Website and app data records
---+---
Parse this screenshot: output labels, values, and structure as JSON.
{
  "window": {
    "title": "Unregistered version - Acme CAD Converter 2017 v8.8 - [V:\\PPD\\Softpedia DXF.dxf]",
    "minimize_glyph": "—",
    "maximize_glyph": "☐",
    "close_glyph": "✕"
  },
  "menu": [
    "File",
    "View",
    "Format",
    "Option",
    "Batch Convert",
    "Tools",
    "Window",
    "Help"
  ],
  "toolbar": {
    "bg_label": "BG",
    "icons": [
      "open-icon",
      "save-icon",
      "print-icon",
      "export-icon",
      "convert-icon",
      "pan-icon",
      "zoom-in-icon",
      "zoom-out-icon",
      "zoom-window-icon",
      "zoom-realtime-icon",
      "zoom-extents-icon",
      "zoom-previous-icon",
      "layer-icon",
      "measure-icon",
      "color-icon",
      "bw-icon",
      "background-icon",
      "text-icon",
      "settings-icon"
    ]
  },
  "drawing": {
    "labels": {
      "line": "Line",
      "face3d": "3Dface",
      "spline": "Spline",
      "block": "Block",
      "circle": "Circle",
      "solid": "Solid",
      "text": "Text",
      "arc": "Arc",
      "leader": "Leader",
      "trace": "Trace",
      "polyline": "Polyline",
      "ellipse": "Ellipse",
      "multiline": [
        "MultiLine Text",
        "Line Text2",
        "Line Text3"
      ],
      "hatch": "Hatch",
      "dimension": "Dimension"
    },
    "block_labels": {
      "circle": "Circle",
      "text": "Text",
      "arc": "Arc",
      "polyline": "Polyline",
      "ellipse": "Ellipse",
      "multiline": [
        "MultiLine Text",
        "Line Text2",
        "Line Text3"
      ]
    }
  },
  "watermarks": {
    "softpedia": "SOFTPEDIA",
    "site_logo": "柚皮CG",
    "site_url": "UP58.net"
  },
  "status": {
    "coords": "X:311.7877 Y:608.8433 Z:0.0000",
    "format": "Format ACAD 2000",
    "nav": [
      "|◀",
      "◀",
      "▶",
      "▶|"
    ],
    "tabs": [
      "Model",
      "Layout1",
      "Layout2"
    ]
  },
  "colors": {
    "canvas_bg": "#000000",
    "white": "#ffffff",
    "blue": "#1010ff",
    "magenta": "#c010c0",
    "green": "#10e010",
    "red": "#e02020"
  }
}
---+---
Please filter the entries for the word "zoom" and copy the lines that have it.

      "zoom-in-icon",
      "zoom-out-icon",
      "zoom-window-icon",
      "zoom-realtime-icon",
      "zoom-extents-icon",
      "zoom-previous-icon",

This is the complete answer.